Speaking with Fox News‘ Sean Hannity, Trump said his team would try to arrange a rally in Florida, depending on logistics.
“I think I’m going to try doing a rally on Saturday night if we have enough time to put it together, but we want to do a rally probably in Florida on Saturday night,” he said. “I might come back and do one in Pennsylvania the following night, and it’s incredible what’s going on. I feel so good.“
The president has been on a hiatus for public events after testing positive for the coronavirus last week.
Sean Conley, Trump’s physician, said in a memo on Thursday afternoon that the president had completed his therapy for Covid-19 and has remained stable since returning from the hospital on Monday. Conley wrote that expected Trump to be able to pick up public engagements again as of Saturday.
Trump was hospitalized at Walter Reed National Military Medical Center last week a day after his positive test. His doctors, including Conley, were elusive at the time when asked specific questions about the president’s health, particularly on his lung scans and when he last tested negative for the disease.
When Hannity asked whether he had tested negative for the virus since his diagnosis, Trump said he would probably take a test on Friday.
“There’s no reason to test all the time,“ he said.
Trump’s diagnosis threw a wrench into the campaign’s plans, notably with the transition of the second presidential debate into a virtual affair. The debate organizers said the move was to ensure the safety of everyone involved, but Trump was irate at the change and announced he would not participate. His campaign accused the nonpartisan Commission on Presidential Debates of acting in a way beneficial to the Democratic nominee, Joe Biden.
On Thursday evening, the campaign said that Conley’s memo made it clear there was “no medical reason” for the commission to change the parameters of the debate. But Frank Fahrenkopf, the commission’s co-founder and Republican co-chair, told The Associated Press late Thursday that there was no way the commission would make the second debate in person, regardless of Trump’s protests.
Still, the president has had time to get his voice heard from his White House confinement. In the days following his hospital stay, he has been particularly active on Twitter and engaged in a lively Thursday interview with Fox Business’ Maria Bartiromo.
Trump announced his diagnosis last week as dozens of people in his inner circle tested positive for the disease. The spread is likely linked to a number of in-person Republican events that the president attended shortly before.

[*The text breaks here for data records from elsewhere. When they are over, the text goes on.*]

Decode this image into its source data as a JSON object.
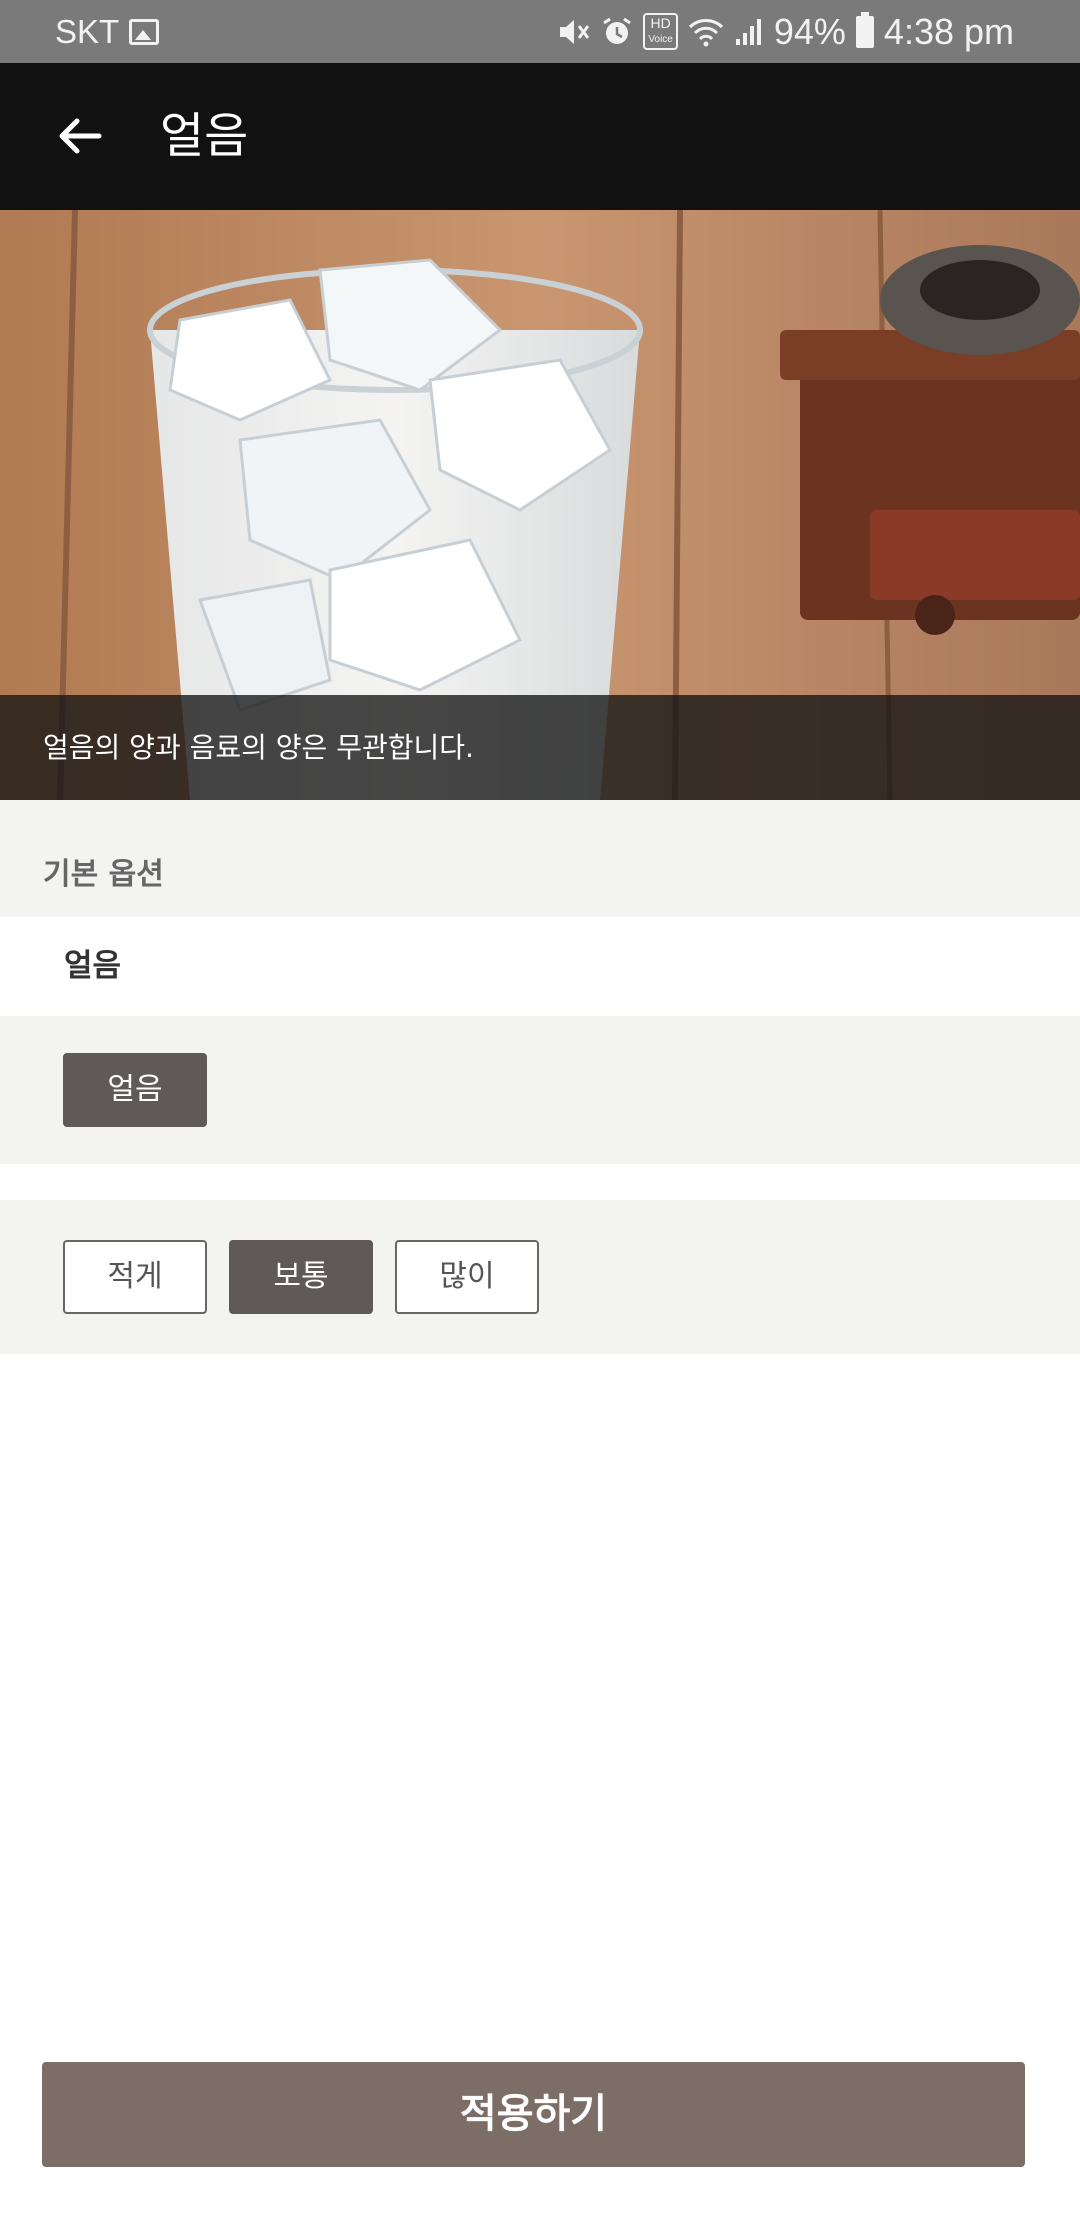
{
  "status_bar": {
    "carrier": "SKT",
    "hd_label": "HD",
    "hd_sub": "Voice",
    "battery": "94%",
    "time": "4:38 pm"
  },
  "app_bar": {
    "title": "얼음"
  },
  "hero": {
    "caption": "얼음의 양과 음료의 양은 무관합니다."
  },
  "section": {
    "header": "기본 옵션",
    "option_title": "얼음",
    "ice_type_options": [
      {
        "label": "얼음",
        "selected": true
      }
    ],
    "amount_options": [
      {
        "label": "적게",
        "selected": false
      },
      {
        "label": "보통",
        "selected": true
      },
      {
        "label": "많이",
        "selected": false
      }
    ]
  },
  "apply_button": {
    "label": "적용하기"
  },
  "colors": {
    "app_bar": "#111111",
    "selected_chip": "#5f5a57",
    "apply_button": "#7c6e66",
    "section_bg": "#f3f3f1"
  }
}
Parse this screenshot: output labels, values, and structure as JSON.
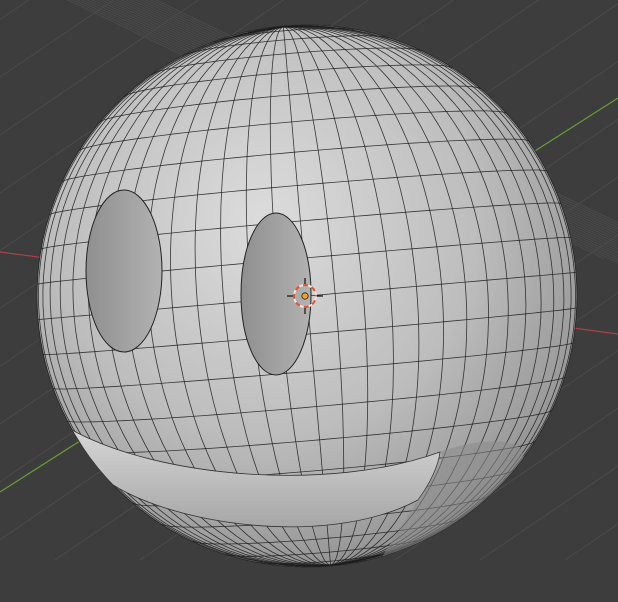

Despite the diagnosis, the Trump campaign has continued to take a lax attitude toward guidelines meant to prevent the spread of the virus. Trump’s son, Donald Jr., participated in an indoor campaign event on Thursday in which few people wore masks.